Another blogging year means another pointless London-based quest is needed.
You probably have people to see at the weekend and/or organised stuff to do in your time off. And I sort-of do sometimes, but weekends are generally vast open spaces of possibility. Hence the need for a pointless but lengthy London-based quest to fill the gaps, to dip into as required, and then report back on.
Last year I rode some buses, or indeed quite a lot of buses, for rather more weekends than I care to count. The year before that I toured the Underground, seeking out interesting stuff on every line. In 2012 the Olympics sufficed, obviously, while in 2011 I walked the Capital Ring. 2010 saw me uncovering the Lost Rivers of London, in some depth, and in 2009 I worked my way through an A-Z of London museums.
So this year, what is there left around London to visit, explore and report back on? I didn't have a clue until New Year's Eve, when a genre I haven't yet fully exploited came to mind. So I ploughed into a search engine to undertake some research and, oh, there wasn't really much online at all. Rivers of London, that's my intended plan for 2015. But when you type 'London rivers' into Google, what comes up is a showreel of stuff about Lost Rivers, and very little else. Time was when London's Lost Rivers were an obscure sideline, an exotic delicacy, occasionally sought after but little understood. But these days they've become a lot more (cough) mainstream. Tour guides take parties down the Walbrook, the Mayor suggests uncovering the Fleet, and Counter's Creek is lined up as a multi-million pound sewer. I should have written a book on them, I could have mopped up.

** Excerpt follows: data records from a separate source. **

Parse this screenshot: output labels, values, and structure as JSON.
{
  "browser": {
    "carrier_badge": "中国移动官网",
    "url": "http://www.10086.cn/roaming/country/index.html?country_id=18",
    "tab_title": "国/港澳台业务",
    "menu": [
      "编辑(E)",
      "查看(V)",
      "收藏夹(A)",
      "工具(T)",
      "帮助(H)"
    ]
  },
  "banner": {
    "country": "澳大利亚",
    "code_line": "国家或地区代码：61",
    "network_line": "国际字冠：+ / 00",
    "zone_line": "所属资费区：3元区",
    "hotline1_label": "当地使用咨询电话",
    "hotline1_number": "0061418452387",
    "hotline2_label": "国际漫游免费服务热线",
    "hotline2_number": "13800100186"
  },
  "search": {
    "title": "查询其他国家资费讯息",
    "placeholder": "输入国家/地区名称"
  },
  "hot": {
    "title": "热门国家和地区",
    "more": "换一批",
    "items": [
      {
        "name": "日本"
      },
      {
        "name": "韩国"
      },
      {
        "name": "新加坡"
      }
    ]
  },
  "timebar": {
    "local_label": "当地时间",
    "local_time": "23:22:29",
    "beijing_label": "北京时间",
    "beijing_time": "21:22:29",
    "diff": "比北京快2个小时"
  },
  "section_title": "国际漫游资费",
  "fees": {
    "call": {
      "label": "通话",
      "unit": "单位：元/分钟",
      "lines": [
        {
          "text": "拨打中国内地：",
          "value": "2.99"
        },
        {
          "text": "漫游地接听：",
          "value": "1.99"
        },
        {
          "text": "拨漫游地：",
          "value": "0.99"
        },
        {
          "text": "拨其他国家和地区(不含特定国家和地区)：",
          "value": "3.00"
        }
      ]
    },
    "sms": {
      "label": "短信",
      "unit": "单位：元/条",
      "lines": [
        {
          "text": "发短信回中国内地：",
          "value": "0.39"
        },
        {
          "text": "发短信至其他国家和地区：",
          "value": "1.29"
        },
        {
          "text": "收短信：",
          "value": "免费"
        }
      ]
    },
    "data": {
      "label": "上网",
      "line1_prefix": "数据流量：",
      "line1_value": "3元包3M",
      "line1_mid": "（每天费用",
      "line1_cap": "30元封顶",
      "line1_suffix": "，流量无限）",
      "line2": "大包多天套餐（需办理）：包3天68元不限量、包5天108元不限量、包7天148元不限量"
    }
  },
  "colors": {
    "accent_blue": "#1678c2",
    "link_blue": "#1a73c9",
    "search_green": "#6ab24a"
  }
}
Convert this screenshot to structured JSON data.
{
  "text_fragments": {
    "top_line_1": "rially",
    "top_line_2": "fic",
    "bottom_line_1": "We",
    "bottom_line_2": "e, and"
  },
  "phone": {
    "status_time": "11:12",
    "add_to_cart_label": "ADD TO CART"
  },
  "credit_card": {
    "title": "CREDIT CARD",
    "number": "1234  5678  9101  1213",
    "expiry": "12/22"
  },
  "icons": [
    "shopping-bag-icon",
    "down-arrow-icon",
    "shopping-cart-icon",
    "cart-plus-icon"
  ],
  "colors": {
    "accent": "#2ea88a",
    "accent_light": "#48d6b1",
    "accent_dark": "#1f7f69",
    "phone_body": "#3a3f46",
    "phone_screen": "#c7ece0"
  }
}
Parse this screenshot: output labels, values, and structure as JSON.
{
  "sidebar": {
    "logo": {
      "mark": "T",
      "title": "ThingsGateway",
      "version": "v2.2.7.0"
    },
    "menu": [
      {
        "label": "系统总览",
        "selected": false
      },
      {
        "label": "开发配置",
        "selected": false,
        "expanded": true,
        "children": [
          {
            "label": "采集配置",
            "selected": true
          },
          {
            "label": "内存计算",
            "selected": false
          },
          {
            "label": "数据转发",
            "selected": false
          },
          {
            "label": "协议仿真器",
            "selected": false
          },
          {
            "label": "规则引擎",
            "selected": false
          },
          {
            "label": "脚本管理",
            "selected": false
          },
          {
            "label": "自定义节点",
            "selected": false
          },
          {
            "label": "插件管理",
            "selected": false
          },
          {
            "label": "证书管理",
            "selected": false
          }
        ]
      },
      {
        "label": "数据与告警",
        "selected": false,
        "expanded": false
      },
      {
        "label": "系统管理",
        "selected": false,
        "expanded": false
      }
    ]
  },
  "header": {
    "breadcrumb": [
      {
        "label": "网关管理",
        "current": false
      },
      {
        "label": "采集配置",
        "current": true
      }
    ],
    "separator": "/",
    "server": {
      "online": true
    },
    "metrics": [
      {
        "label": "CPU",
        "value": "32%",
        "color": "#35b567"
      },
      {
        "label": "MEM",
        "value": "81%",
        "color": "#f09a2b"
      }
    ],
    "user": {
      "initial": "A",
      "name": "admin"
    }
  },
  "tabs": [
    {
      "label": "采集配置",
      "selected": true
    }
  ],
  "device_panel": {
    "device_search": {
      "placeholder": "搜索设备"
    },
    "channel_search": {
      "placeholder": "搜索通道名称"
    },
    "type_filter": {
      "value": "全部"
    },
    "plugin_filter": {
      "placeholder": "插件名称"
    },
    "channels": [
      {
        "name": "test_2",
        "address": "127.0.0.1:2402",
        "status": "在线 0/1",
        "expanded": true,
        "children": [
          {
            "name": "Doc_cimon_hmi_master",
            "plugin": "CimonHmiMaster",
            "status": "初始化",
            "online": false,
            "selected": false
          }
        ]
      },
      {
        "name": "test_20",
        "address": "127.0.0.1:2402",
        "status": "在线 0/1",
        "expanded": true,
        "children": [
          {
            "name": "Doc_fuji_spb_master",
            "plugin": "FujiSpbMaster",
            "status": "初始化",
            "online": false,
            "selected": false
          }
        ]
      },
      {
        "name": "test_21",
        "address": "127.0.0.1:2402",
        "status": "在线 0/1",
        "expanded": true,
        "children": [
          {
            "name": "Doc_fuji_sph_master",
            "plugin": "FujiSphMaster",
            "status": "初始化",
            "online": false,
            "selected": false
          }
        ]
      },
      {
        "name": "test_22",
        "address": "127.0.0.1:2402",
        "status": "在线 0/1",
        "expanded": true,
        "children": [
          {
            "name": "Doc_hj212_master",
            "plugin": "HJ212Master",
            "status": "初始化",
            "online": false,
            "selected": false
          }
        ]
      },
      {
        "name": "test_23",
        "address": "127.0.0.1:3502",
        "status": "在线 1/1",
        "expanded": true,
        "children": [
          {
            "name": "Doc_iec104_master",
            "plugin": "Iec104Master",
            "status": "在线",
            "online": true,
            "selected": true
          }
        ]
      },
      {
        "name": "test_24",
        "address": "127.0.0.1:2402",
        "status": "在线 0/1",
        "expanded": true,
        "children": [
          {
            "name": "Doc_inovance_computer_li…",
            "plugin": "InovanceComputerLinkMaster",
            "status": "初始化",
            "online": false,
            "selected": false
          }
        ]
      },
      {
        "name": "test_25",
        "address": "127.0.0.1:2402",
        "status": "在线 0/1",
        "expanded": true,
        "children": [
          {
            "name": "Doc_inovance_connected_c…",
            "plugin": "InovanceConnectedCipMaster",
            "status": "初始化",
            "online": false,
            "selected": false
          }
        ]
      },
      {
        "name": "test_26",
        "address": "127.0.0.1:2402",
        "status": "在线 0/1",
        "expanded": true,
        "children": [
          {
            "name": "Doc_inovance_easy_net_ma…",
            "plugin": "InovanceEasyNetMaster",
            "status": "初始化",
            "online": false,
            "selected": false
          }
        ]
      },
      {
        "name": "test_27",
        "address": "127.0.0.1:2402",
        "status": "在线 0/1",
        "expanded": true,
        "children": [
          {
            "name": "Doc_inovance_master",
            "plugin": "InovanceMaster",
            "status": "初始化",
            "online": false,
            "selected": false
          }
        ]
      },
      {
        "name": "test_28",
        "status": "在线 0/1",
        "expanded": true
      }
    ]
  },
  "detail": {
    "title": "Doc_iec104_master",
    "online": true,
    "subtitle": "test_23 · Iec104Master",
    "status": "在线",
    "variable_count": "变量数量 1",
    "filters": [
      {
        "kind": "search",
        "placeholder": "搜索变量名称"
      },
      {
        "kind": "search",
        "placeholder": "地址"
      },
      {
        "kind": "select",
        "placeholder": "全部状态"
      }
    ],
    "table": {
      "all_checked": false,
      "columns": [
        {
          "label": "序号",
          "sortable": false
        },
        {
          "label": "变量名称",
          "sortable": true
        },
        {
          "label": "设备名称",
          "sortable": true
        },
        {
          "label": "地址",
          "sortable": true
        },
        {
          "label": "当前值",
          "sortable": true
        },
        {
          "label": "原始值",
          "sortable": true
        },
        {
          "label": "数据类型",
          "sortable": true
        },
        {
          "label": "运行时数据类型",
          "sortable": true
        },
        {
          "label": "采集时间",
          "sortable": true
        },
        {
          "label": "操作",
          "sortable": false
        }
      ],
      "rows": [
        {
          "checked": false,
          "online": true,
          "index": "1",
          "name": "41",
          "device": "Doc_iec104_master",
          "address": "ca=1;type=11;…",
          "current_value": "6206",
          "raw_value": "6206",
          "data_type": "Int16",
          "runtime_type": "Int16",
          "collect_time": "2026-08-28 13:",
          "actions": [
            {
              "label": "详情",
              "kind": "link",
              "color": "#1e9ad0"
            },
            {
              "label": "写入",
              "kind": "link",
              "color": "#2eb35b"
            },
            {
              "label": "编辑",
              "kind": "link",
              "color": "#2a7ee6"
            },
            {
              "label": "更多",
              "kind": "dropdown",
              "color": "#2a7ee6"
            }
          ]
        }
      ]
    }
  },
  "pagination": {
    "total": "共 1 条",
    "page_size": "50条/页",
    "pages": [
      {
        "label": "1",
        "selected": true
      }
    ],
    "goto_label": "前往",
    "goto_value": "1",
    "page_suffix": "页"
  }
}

But London has plenty of actual rivers, unburied and in many case unloved, gushing and trickling through the capital. There's the Thames, of course, which is the only proper river to run through the centre of the town. There's the Lea, London's second river, which I've already blogged in its entirety. And then there are the remainder, less well known, unless that is you happen to live close by. The Roding and the Brent are quite substantial, the Ingrebourne and the Pinn surprisingly long, and the Ravensbourne and Crane very much part of their local environment. On a lesser note, the Salmon's and Turkey Brooks are in part ridiculously rural, the Mayes and Pyl Brooks almost unknown, and if you know where the Bonesgate Stream is without peeking, ten points.
I haven't included every last brook and minor tributary - this isn't an attempt to be exhaustive. But do let me know if I've stuck a river in manifestly the wrong place, or missed anywhere obvious, because I'd hate to have overlooked a proper river.
Please don't expect me to visit the whole lot this year. For are start there are too many, and in addition they're not all worth a look. Indeed some are merely culverts between the backs of houses, or brief flytipped connections rising in a marshy field. Only a few are actually walkable, with footpaths along their banks for most of the way, and they'll be the easiest to experience. Others I'll only be able to trace by walking down neighbouring streets, or stalking the edge of private land, so they might be a bit dull. But I will try to visit a lot of them, as they take my fancy, over the coming year.
And this is obviously a project better suited to the warmer months. That's specifically warmer and drier, because a riverside footpath can be a proper mudbath in the winter and occasionally impassable. But I will get out and walk some soon, indeed I've already got one under my belt. And then I'll chronicle them in some way on the blog, probably in the usual travelogue style, and then you can come back throughout the year and read all about them. But be warned - almost all of these rivers are in the lesser-known outer parts of town... the centre having long been concreted over, because that's where all the Lost Rivers are, and we've done all them before.